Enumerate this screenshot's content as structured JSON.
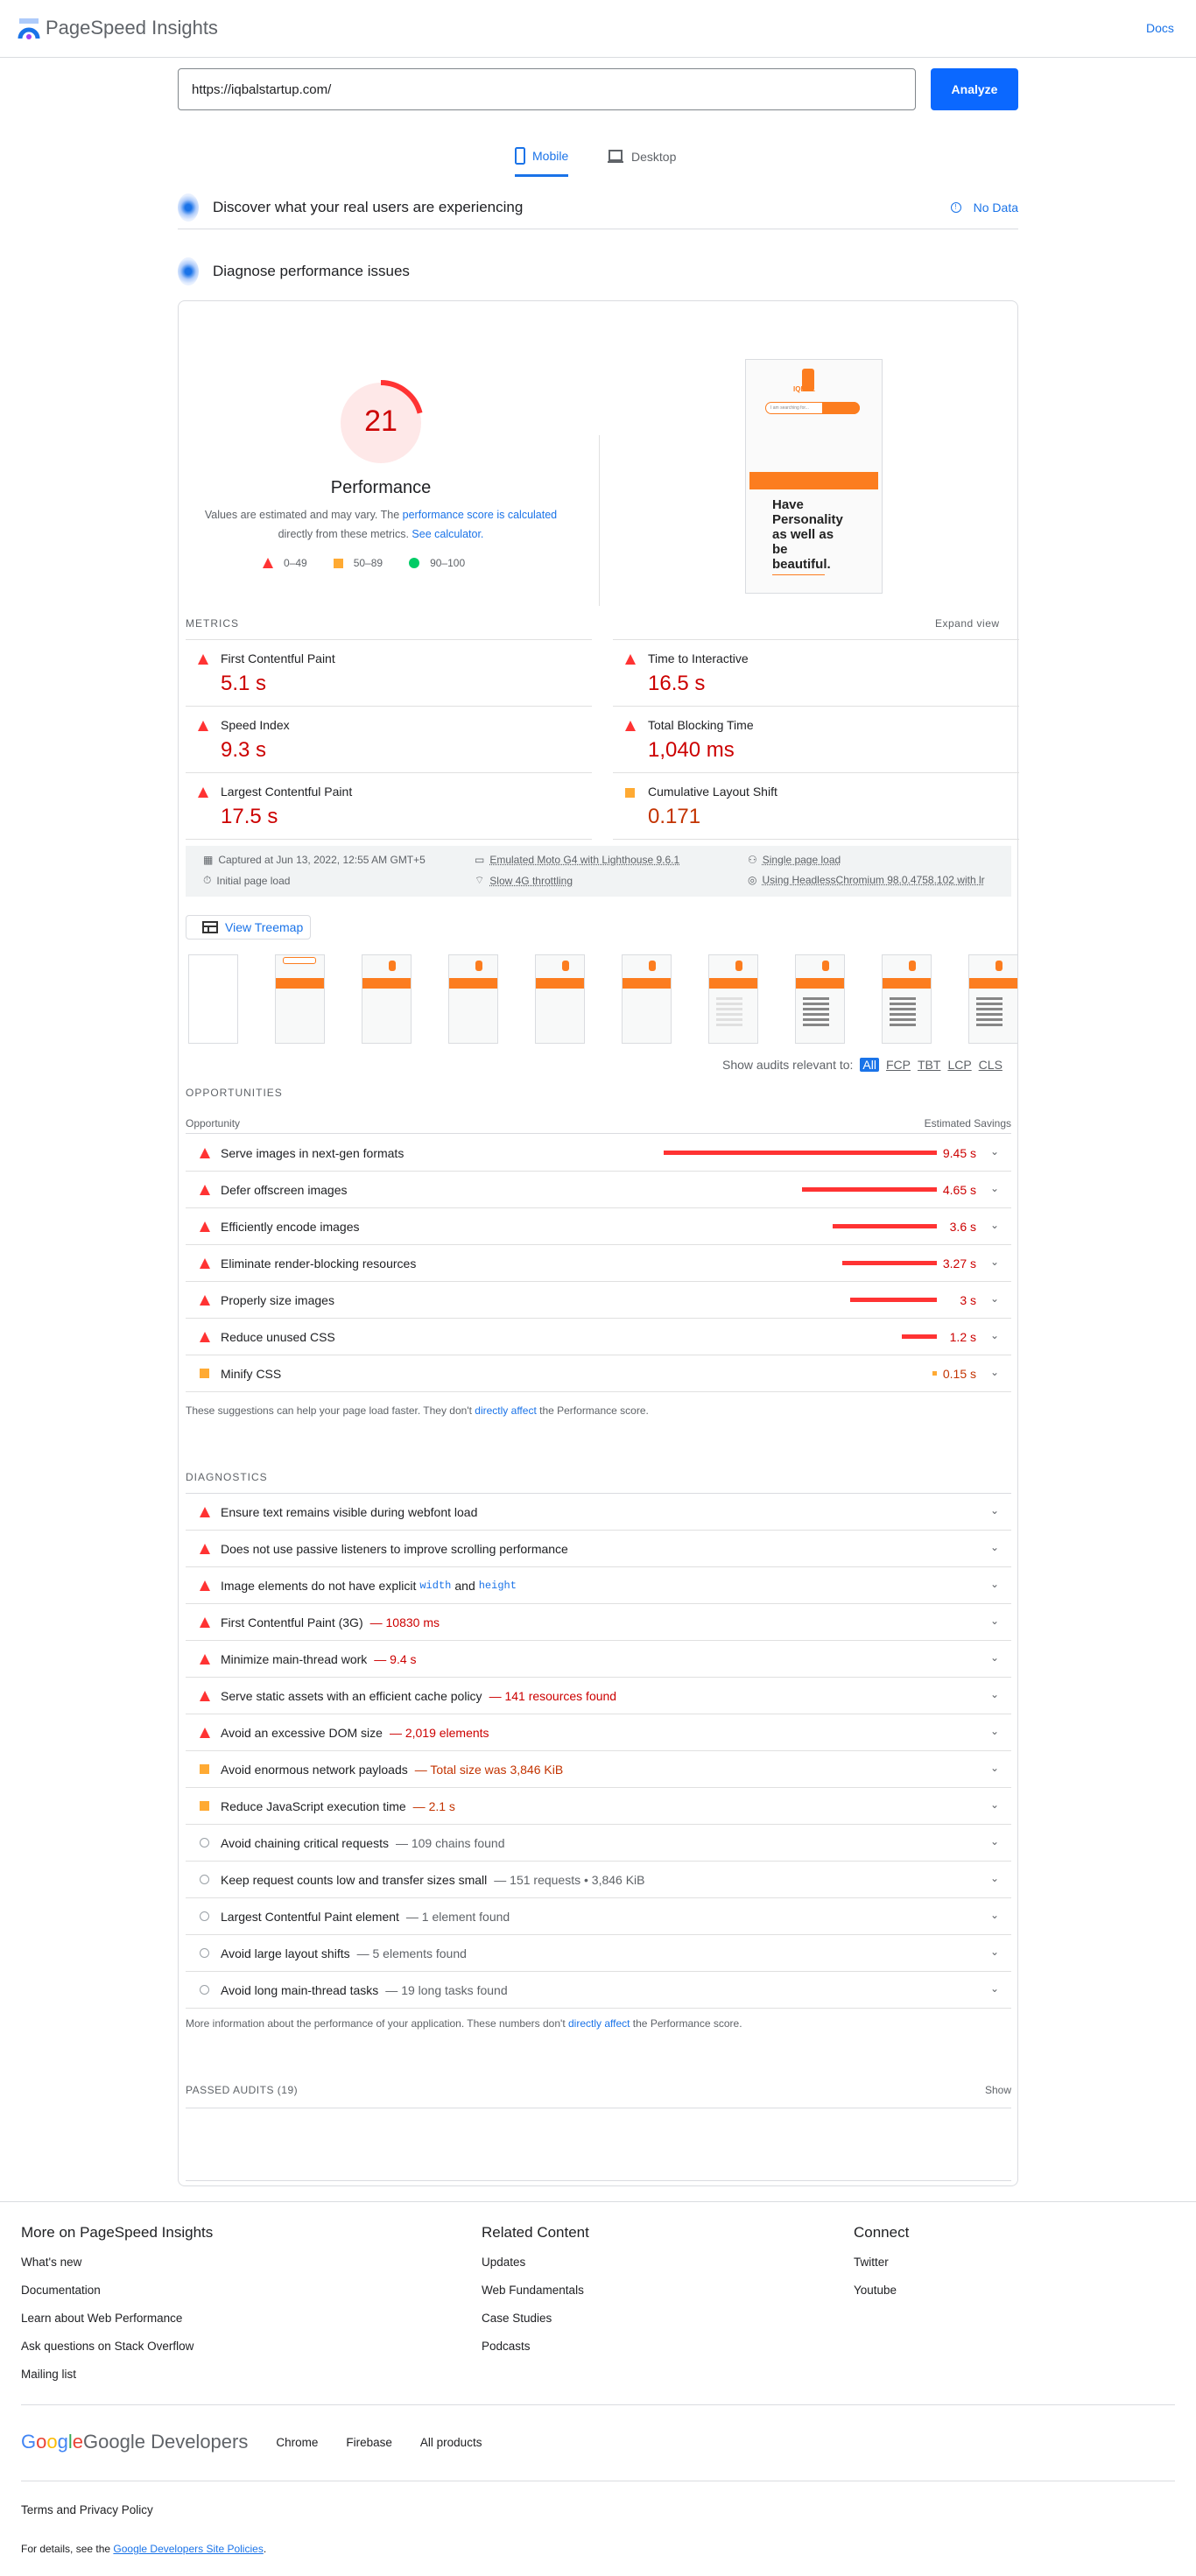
{
  "header": {
    "title": "PageSpeed Insights",
    "docs": "Docs"
  },
  "search": {
    "url": "https://iqbalstartup.com/",
    "analyze": "Analyze"
  },
  "tabs": {
    "mobile": "Mobile",
    "desktop": "Desktop",
    "active": "mobile"
  },
  "field": {
    "title": "Discover what your real users are experiencing",
    "status": "No Data"
  },
  "lab": {
    "title": "Diagnose performance issues"
  },
  "performance": {
    "score": 21,
    "label": "Performance",
    "note_prefix": "Values are estimated and may vary. The ",
    "note_link": "performance score is calculated",
    "note_mid": " directly from these metrics. ",
    "note_link2": "See calculator.",
    "legend": [
      "0–49",
      "50–89",
      "90–100"
    ],
    "colors": {
      "fail": "#ff3333",
      "average": "#ffaa33",
      "pass": "#00cc66"
    }
  },
  "screenshot": {
    "search_placeholder": "I am searching for...",
    "logo": "IQBAL",
    "headline": "Have Personality as well as be beautiful."
  },
  "metrics": {
    "title": "METRICS",
    "expand": "Expand view",
    "items": [
      {
        "label": "First Contentful Paint",
        "value": "5.1 s",
        "rating": "fail"
      },
      {
        "label": "Time to Interactive",
        "value": "16.5 s",
        "rating": "fail"
      },
      {
        "label": "Speed Index",
        "value": "9.3 s",
        "rating": "fail"
      },
      {
        "label": "Total Blocking Time",
        "value": "1,040 ms",
        "rating": "fail"
      },
      {
        "label": "Largest Contentful Paint",
        "value": "17.5 s",
        "rating": "fail"
      },
      {
        "label": "Cumulative Layout Shift",
        "value": "0.171",
        "rating": "average"
      }
    ]
  },
  "run_info": {
    "captured": "Captured at Jun 13, 2022, 12:55 AM GMT+5",
    "device": "Emulated Moto G4 with Lighthouse 9.6.1",
    "session": "Single page load",
    "load": "Initial page load",
    "throttling": "Slow 4G throttling",
    "browser": "Using HeadlessChromium 98.0.4758.102 with lr"
  },
  "treemap": "View Treemap",
  "filter": {
    "label": "Show audits relevant to:",
    "options": [
      "All",
      "FCP",
      "TBT",
      "LCP",
      "CLS"
    ],
    "active": "All"
  },
  "opportunities": {
    "title": "OPPORTUNITIES",
    "col1": "Opportunity",
    "col2": "Estimated Savings",
    "items": [
      {
        "label": "Serve images in next-gen formats",
        "savings": "9.45 s",
        "seconds": 9.45,
        "rating": "fail"
      },
      {
        "label": "Defer offscreen images",
        "savings": "4.65 s",
        "seconds": 4.65,
        "rating": "fail"
      },
      {
        "label": "Efficiently encode images",
        "savings": "3.6 s",
        "seconds": 3.6,
        "rating": "fail"
      },
      {
        "label": "Eliminate render-blocking resources",
        "savings": "3.27 s",
        "seconds": 3.27,
        "rating": "fail"
      },
      {
        "label": "Properly size images",
        "savings": "3 s",
        "seconds": 3,
        "rating": "fail"
      },
      {
        "label": "Reduce unused CSS",
        "savings": "1.2 s",
        "seconds": 1.2,
        "rating": "fail"
      },
      {
        "label": "Minify CSS",
        "savings": "0.15 s",
        "seconds": 0.15,
        "rating": "average"
      }
    ],
    "note_prefix": "These suggestions can help your page load faster. They don't ",
    "note_link": "directly affect",
    "note_suffix": " the Performance score."
  },
  "diagnostics": {
    "title": "DIAGNOSTICS",
    "items": [
      {
        "label": "Ensure text remains visible during webfont load",
        "detail": "",
        "rating": "fail"
      },
      {
        "label": "Does not use passive listeners to improve scrolling performance",
        "detail": "",
        "rating": "fail"
      },
      {
        "label": "Image elements do not have explicit",
        "code1": "width",
        "and": "and",
        "code2": "height",
        "detail": "",
        "rating": "fail"
      },
      {
        "label": "First Contentful Paint (3G)",
        "detail": "10830 ms",
        "rating": "fail"
      },
      {
        "label": "Minimize main-thread work",
        "detail": "9.4 s",
        "rating": "fail"
      },
      {
        "label": "Serve static assets with an efficient cache policy",
        "detail": "141 resources found",
        "rating": "fail"
      },
      {
        "label": "Avoid an excessive DOM size",
        "detail": "2,019 elements",
        "rating": "fail"
      },
      {
        "label": "Avoid enormous network payloads",
        "detail": "Total size was 3,846 KiB",
        "rating": "average"
      },
      {
        "label": "Reduce JavaScript execution time",
        "detail": "2.1 s",
        "rating": "average"
      },
      {
        "label": "Avoid chaining critical requests",
        "detail": "109 chains found",
        "rating": "info"
      },
      {
        "label": "Keep request counts low and transfer sizes small",
        "detail": "151 requests • 3,846 KiB",
        "rating": "info"
      },
      {
        "label": "Largest Contentful Paint element",
        "detail": "1 element found",
        "rating": "info"
      },
      {
        "label": "Avoid large layout shifts",
        "detail": "5 elements found",
        "rating": "info"
      },
      {
        "label": "Avoid long main-thread tasks",
        "detail": "19 long tasks found",
        "rating": "info"
      }
    ],
    "note_prefix": "More information about the performance of your application. These numbers don't ",
    "note_link": "directly affect",
    "note_suffix": " the Performance score."
  },
  "passed": {
    "title": "PASSED AUDITS (19)",
    "show": "Show"
  },
  "footer": {
    "columns": [
      {
        "heading": "More on PageSpeed Insights",
        "links": [
          "What's new",
          "Documentation",
          "Learn about Web Performance",
          "Ask questions on Stack Overflow",
          "Mailing list"
        ]
      },
      {
        "heading": "Related Content",
        "links": [
          "Updates",
          "Web Fundamentals",
          "Case Studies",
          "Podcasts"
        ]
      },
      {
        "heading": "Connect",
        "links": [
          "Twitter",
          "Youtube"
        ]
      }
    ],
    "brand": "Google Developers",
    "products": [
      "Chrome",
      "Firebase",
      "All products"
    ],
    "terms": "Terms and Privacy Policy",
    "details_prefix": "For details, see the ",
    "details_link": "Google Developers Site Policies",
    "details_suffix": "."
  }
}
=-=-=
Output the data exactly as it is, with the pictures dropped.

* [OUTPUT FOR THIS TASK]:
Enumerate this screenshot's content as structured JSON.
{
  "header": {
    "title": "PageSpeed Insights",
    "docs": "Docs"
  },
  "search": {
    "url": "https://iqbalstartup.com/",
    "analyze": "Analyze"
  },
  "tabs": {
    "mobile": "Mobile",
    "desktop": "Desktop",
    "active": "mobile"
  },
  "field": {
    "title": "Discover what your real users are experiencing",
    "status": "No Data"
  },
  "lab": {
    "title": "Diagnose performance issues"
  },
  "performance": {
    "score": 21,
    "label": "Performance",
    "note_prefix": "Values are estimated and may vary. The ",
    "note_link": "performance score is calculated",
    "note_mid": " directly from these metrics. ",
    "note_link2": "See calculator.",
    "legend": [
      "0–49",
      "50–89",
      "90–100"
    ],
    "colors": {
      "fail": "#ff3333",
      "average": "#ffaa33",
      "pass": "#00cc66"
    }
  },
  "screenshot": {
    "search_placeholder": "I am searching for...",
    "logo": "IQBAL",
    "headline": "Have Personality as well as be beautiful."
  },
  "metrics": {
    "title": "METRICS",
    "expand": "Expand view",
    "items": [
      {
        "label": "First Contentful Paint",
        "value": "5.1 s",
        "rating": "fail"
      },
      {
        "label": "Time to Interactive",
        "value": "16.5 s",
        "rating": "fail"
      },
      {
        "label": "Speed Index",
        "value": "9.3 s",
        "rating": "fail"
      },
      {
        "label": "Total Blocking Time",
        "value": "1,040 ms",
        "rating": "fail"
      },
      {
        "label": "Largest Contentful Paint",
        "value": "17.5 s",
        "rating": "fail"
      },
      {
        "label": "Cumulative Layout Shift",
        "value": "0.171",
        "rating": "average"
      }
    ]
  },
  "run_info": {
    "captured": "Captured at Jun 13, 2022, 12:55 AM GMT+5",
    "device": "Emulated Moto G4 with Lighthouse 9.6.1",
    "session": "Single page load",
    "load": "Initial page load",
    "throttling": "Slow 4G throttling",
    "browser": "Using HeadlessChromium 98.0.4758.102 with lr"
  },
  "treemap": "View Treemap",
  "filter": {
    "label": "Show audits relevant to:",
    "options": [
      "All",
      "FCP",
      "TBT",
      "LCP",
      "CLS"
    ],
    "active": "All"
  },
  "opportunities": {
    "title": "OPPORTUNITIES",
    "col1": "Opportunity",
    "col2": "Estimated Savings",
    "items": [
      {
        "label": "Serve images in next-gen formats",
        "savings": "9.45 s",
        "seconds": 9.45,
        "rating": "fail"
      },
      {
        "label": "Defer offscreen images",
        "savings": "4.65 s",
        "seconds": 4.65,
        "rating": "fail"
      },
      {
        "label": "Efficiently encode images",
        "savings": "3.6 s",
        "seconds": 3.6,
        "rating": "fail"
      },
      {
        "label": "Eliminate render-blocking resources",
        "savings": "3.27 s",
        "seconds": 3.27,
        "rating": "fail"
      },
      {
        "label": "Properly size images",
        "savings": "3 s",
        "seconds": 3,
        "rating": "fail"
      },
      {
        "label": "Reduce unused CSS",
        "savings": "1.2 s",
        "seconds": 1.2,
        "rating": "fail"
      },
      {
        "label": "Minify CSS",
        "savings": "0.15 s",
        "seconds": 0.15,
        "rating": "average"
      }
    ],
    "note_prefix": "These suggestions can help your page load faster. They don't ",
    "note_link": "directly affect",
    "note_suffix": " the Performance score."
  },
  "diagnostics": {
    "title": "DIAGNOSTICS",
    "items": [
      {
        "label": "Ensure text remains visible during webfont load",
        "detail": "",
        "rating": "fail"
      },
      {
        "label": "Does not use passive listeners to improve scrolling performance",
        "detail": "",
        "rating": "fail"
      },
      {
        "label": "Image elements do not have explicit",
        "code1": "width",
        "and": "and",
        "code2": "height",
        "detail": "",
        "rating": "fail"
      },
      {
        "label": "First Contentful Paint (3G)",
        "detail": "10830 ms",
        "rating": "fail"
      },
      {
        "label": "Minimize main-thread work",
        "detail": "9.4 s",
        "rating": "fail"
      },
      {
        "label": "Serve static assets with an efficient cache policy",
        "detail": "141 resources found",
        "rating": "fail"
      },
      {
        "label": "Avoid an excessive DOM size",
        "detail": "2,019 elements",
        "rating": "fail"
      },
      {
        "label": "Avoid enormous network payloads",
        "detail": "Total size was 3,846 KiB",
        "rating": "average"
      },
      {
        "label": "Reduce JavaScript execution time",
        "detail": "2.1 s",
        "rating": "average"
      },
      {
        "label": "Avoid chaining critical requests",
        "detail": "109 chains found",
        "rating": "info"
      },
      {
        "label": "Keep request counts low and transfer sizes small",
        "detail": "151 requests • 3,846 KiB",
        "rating": "info"
      },
      {
        "label": "Largest Contentful Paint element",
        "detail": "1 element found",
        "rating": "info"
      },
      {
        "label": "Avoid large layout shifts",
        "detail": "5 elements found",
        "rating": "info"
      },
      {
        "label": "Avoid long main-thread tasks",
        "detail": "19 long tasks found",
        "rating": "info"
      }
    ],
    "note_prefix": "More information about the performance of your application. These numbers don't ",
    "note_link": "directly affect",
    "note_suffix": " the Performance score."
  },
  "passed": {
    "title": "PASSED AUDITS (19)",
    "show": "Show"
  },
  "footer": {
    "columns": [
      {
        "heading": "More on PageSpeed Insights",
        "links": [
          "What's new",
          "Documentation",
          "Learn about Web Performance",
          "Ask questions on Stack Overflow",
          "Mailing list"
        ]
      },
      {
        "heading": "Related Content",
        "links": [
          "Updates",
          "Web Fundamentals",
          "Case Studies",
          "Podcasts"
        ]
      },
      {
        "heading": "Connect",
        "links": [
          "Twitter",
          "Youtube"
        ]
      }
    ],
    "brand": "Google Developers",
    "products": [
      "Chrome",
      "Firebase",
      "All products"
    ],
    "terms": "Terms and Privacy Policy",
    "details_prefix": "For details, see the ",
    "details_link": "Google Developers Site Policies",
    "details_suffix": "."
  }
}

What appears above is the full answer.